Land movement prompts question: Was the city sufficiently skeptical?The land movement in Astoria's Uppertown is a slowly unfolding tragedy of considerable proportions. The testimony of dislocated homeowners at Monday's meeting of the Astoria City Council was heart rending.
This story is so fraught with emotion that it will be difficult in the months ahead to think clearly about the future. But someone at the city must look ahead, replay the events that led to this situation in Uppertown and implement policy changes.
No one has asserted that the city of Astoria caused this problem. At the same time, the city's managers must not play the role of innocent bystander.
For many of us who are not geologists, there is an essential question of whether the city's Public Works or Engineering departments were sufficiently skeptical of a major excavation planned at the foot of a hill in a city with a history of landslides. And was the city's policy of requiring approval of excavations in previous slide areas sufficient?
The eventual settlement of the costs of this catastrophe will be sorted out in court. But if the city is not brutally honest about how its managers performed, we will be no better off when the damages have been allocated.
There is a pressing question of whether city government could pronounce judgment on itself.

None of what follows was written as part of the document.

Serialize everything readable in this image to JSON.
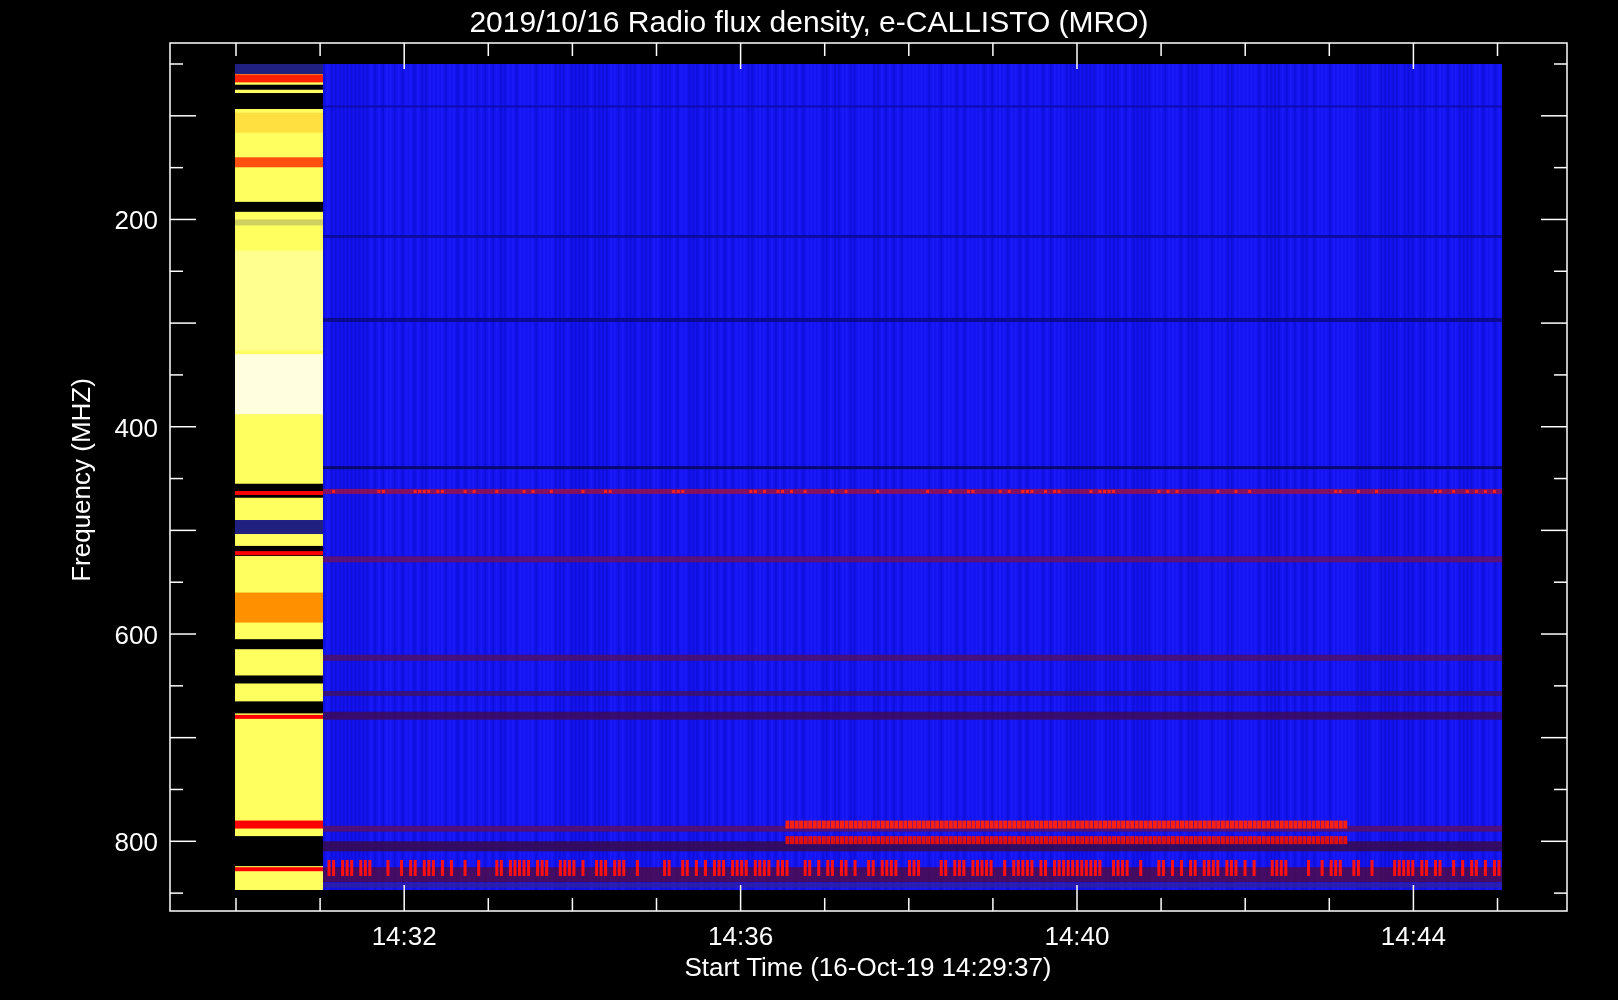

Given that limiting factor, it might make sense for the mayor and council to appoint a commission of outsiders, just as a private corporation would bring in auditors to sort out a mess.